The Cyster Cycle Theatre Group, pronounced “Sister Circle,” is a group of enthusiastic theatre goers from Philadelphia whose quest is to enjoy the arts, especially theatre. Their most recent outing took them to Broadway’s Broadhurst Theatre to see “A Streetcar Named Desire.” The play is produced by talented Philadelphian Stephen Byrd.
“We traveled in a three-limousine caravan from Philadelphia to New York City to see the highly acclaimed production of the play,” said Ann Adderley. Adderley is the energetic originator and coordinator of the group.
Much preparation ensured that the day was a major highlight of the summer season for the group. The ladies of Cyster Cyrcle are retirees and working professionals. Their common thread is that they are passionate about the theater and the arts. On every outing they dress in red accented with pearls. “Red represents power and pearls represent elegance.”
Those enjoying the play included: Adderley, Barbara Henderson, Joan Miller, Debbie Bumbry, Joanne Nichols, Rosa Lloyd, Sandy Montique, Eloise Vaughn, Carolyn Wimbush, Marie Caliman, Gloria Akers, Elaine Turner, Barbara Jackson, Mary Davis, Tracy Richardson, Betty Slocum, Leslie Adderley-Long, Linda Watson, Evelyn Ireland, Brenda Watts, Vi Curry, Sheila Ireland, Ernestine Estes and Regina Wade.
The Cyster Cyrcle Theater Group originated in 2000 with 10 ladies traveling to New York in one limousine. They enjoyed “The Lion King” and “Beauty and the Beast.” Following the performances they gathered at Tavern on the Green for a delightful dinner. Also dining at the restaurant that night was the legendary actor Ossie Davis. He graciously allowed the group to take photographs with him in the Tavern Lobby. After dinner and that amazing encounter with the late actor, they cruised back home to Philadelphia, indulging in champagne, sparkling cider and chocolates.

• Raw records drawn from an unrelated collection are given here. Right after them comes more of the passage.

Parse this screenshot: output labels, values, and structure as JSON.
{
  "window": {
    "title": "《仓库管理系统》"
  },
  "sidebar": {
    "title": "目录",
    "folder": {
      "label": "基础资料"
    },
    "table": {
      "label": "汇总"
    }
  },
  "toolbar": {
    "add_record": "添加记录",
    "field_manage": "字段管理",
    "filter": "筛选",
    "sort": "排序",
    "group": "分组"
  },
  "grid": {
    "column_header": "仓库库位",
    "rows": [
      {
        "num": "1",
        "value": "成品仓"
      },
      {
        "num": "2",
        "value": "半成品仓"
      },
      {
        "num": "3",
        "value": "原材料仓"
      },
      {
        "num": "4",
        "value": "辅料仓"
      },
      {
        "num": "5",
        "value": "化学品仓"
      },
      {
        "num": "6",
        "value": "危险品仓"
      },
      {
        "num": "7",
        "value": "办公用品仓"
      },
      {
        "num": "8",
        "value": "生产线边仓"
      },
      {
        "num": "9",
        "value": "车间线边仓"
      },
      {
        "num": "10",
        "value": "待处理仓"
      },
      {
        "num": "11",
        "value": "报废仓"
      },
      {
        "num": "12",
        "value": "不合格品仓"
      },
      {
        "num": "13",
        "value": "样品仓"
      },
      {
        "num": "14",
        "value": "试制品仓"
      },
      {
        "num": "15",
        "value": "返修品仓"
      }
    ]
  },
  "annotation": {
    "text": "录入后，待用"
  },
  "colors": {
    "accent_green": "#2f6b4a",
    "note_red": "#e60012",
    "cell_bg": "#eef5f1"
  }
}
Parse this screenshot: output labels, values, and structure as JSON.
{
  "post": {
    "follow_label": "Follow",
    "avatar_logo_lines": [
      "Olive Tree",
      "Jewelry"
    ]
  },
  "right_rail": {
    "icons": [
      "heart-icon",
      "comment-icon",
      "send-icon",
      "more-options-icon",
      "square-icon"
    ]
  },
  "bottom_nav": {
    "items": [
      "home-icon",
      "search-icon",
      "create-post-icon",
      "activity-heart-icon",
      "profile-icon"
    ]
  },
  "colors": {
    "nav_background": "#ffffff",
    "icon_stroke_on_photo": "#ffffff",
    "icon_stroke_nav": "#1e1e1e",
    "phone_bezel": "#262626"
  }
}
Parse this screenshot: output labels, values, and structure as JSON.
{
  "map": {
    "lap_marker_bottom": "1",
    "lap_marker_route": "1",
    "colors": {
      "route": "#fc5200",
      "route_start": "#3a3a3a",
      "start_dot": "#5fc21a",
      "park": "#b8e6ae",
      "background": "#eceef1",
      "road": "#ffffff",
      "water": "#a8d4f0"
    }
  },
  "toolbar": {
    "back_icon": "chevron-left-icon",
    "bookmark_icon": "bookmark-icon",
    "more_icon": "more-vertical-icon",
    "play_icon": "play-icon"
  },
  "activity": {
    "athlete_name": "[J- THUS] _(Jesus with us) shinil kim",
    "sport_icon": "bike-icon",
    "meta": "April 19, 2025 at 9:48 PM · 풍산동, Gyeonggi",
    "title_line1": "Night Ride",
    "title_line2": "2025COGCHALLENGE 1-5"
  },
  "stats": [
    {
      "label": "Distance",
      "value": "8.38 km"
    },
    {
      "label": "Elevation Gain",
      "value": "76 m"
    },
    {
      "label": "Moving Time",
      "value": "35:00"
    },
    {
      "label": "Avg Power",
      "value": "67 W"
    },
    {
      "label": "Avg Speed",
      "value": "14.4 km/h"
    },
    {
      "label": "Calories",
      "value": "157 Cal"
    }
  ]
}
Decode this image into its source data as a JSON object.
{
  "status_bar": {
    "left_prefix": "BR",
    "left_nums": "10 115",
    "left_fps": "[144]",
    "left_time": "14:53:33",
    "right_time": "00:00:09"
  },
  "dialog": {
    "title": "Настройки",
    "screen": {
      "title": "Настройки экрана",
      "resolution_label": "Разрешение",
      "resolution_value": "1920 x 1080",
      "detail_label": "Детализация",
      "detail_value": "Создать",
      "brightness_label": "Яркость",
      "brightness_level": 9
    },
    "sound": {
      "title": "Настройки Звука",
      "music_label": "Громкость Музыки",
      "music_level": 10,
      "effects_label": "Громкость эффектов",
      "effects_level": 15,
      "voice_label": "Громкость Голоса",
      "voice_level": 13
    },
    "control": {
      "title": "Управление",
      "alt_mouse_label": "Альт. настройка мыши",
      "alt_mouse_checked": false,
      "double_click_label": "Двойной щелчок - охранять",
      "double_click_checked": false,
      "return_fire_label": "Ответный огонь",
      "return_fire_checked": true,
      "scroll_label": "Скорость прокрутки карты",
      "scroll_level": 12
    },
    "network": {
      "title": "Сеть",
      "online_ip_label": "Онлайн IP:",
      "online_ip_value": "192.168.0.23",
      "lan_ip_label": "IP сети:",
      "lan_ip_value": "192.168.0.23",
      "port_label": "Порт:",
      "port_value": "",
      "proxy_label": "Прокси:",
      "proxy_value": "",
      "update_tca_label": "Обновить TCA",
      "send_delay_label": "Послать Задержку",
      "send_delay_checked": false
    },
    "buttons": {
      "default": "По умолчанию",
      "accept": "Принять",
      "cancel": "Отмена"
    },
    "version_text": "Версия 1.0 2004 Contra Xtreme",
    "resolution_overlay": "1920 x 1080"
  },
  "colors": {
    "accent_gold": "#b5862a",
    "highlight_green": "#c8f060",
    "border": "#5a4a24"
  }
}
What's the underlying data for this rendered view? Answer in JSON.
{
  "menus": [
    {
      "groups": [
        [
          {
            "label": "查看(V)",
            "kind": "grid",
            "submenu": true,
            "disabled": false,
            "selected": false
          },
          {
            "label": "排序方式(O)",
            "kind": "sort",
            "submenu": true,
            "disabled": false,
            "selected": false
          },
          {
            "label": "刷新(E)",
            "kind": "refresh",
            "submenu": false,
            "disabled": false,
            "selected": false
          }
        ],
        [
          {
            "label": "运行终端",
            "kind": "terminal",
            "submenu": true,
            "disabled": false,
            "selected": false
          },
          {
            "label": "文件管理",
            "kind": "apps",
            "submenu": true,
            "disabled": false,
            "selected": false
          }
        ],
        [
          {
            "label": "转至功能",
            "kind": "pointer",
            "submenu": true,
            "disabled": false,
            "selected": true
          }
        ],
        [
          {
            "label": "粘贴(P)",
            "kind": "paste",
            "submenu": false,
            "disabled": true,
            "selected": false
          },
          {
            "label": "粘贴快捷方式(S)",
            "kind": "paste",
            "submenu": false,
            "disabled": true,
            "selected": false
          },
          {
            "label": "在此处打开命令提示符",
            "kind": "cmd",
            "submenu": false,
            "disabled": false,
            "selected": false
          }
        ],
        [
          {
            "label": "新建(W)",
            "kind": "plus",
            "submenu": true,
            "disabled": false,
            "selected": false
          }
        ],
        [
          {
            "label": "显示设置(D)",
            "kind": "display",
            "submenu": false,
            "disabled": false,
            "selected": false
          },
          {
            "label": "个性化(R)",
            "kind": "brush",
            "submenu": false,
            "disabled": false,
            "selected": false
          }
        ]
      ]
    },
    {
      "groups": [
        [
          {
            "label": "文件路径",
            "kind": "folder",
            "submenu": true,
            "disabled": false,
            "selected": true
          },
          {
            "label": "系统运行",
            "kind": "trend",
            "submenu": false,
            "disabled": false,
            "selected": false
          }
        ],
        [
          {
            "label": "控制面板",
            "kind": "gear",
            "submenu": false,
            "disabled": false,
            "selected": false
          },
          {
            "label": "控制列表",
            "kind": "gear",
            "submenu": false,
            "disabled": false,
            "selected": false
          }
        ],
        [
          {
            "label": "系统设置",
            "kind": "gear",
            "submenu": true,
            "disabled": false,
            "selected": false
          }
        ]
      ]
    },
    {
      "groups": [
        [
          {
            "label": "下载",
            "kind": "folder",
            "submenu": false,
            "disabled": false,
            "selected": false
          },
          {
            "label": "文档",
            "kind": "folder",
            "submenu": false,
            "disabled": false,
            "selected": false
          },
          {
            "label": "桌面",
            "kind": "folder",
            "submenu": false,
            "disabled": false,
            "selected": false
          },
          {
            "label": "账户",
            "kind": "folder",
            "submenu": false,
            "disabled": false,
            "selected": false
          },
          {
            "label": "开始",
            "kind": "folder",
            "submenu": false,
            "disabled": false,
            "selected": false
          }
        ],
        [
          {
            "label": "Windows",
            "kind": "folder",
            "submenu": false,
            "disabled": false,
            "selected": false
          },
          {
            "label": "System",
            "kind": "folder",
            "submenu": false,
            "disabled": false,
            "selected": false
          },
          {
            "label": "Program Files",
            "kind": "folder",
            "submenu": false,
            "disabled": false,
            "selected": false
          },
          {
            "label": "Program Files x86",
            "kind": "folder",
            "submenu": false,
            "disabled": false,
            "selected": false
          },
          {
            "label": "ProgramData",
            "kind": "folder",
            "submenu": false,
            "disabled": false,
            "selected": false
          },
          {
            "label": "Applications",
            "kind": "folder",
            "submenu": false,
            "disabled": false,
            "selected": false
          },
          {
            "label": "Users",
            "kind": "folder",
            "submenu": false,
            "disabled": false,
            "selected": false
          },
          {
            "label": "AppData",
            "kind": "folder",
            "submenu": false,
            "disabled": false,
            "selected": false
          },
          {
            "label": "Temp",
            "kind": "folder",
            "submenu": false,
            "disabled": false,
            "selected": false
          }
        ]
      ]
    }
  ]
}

Cyster Cyrcle has expanded to necessitate a three-limousine caravan, each carrying eight lovely ladies. They took their second trip to see “The Color Purple” in 2007. “Many of us had read the book or seen the movie,” said Adderley. “We were delighted to see how the director and cast handled some of the very sensitive issues in the storyline. At the conclusion of the performance, there was a sense of having been uplifted; a sense of hope; a sense of unexpected joy. We then dined at Cafe Descartes in Times Square. The management made personalized menus for each of us and treated us like the royalty. We took many photos during that outing also.”
The producer of this multi-racial Broadway production of “A Streetcar Named Desire,” Stephen Byrd, also produced “Cat On a Hot Tin Roof,” starring the dynamic James Earl Jones. Byrd extended a warm personal greeting to the Cyster Cyrcle Theatre Group in front of the Broadhurst Theater before the doors opened. This production, directed by Emily Mann, is different than any on Broadway that has preceded it: the show’s producer, Stephen Byrd, and the four leading actors: Blair Underwood, Nicole Ari Parker, Daphne Rubin-Vega and Wood Harris are all African-American or Latina.
Byrd arranged for the group to meet with cast members immediately following the show. “He informed me that he delights in having the cast and production team meets residents of the City of Brotherly Love and Sisterly Affection. To regionally and emphatically cement that Philly connection, he made more than one reference to the famous Philly cheese steak,” Adderley shared.
The production was compelling, and the acting phenomenal and gripping, capturing this focused attention of the theater goers. The actors transformed the stage into a hot, steamy and sexy, over-populated, two-room flat in the French Quarter of New Orleans, La. Some scenes were raw, the dialogue was intense and the show provided an afternoon of entertainment that will remain a topic of conversation for weeks to come.
After the show, the ladies dined at Carmine’s Italian Restaurant where they reported the food to be delicious and plentiful.
The show ended its run in New York on July 22. It is moving to London’s West End Theater District, where it is sure to bring its vibrancy, angst and cast diversity to the theater-hungry London audiences.
“A Street Car Named Desire” has been named the recipient of the “Extraordinary Excellence in Diversity on Broadway Award” for the 2011–2012 season by the Eastern Region Equal Employment Opportunity Committee of Actors’ Equity Association. Stephen Byrd, his representatives, creative team and cast received the Diversity Award at a reception on Tuesday, July 17, in the Council Room at the Equity Building.
Thank you to Ann Adderley and the Cyster Cycle Theatre Group for sharing their wonderful story!
Have a fantastic week “Out and About” everyone!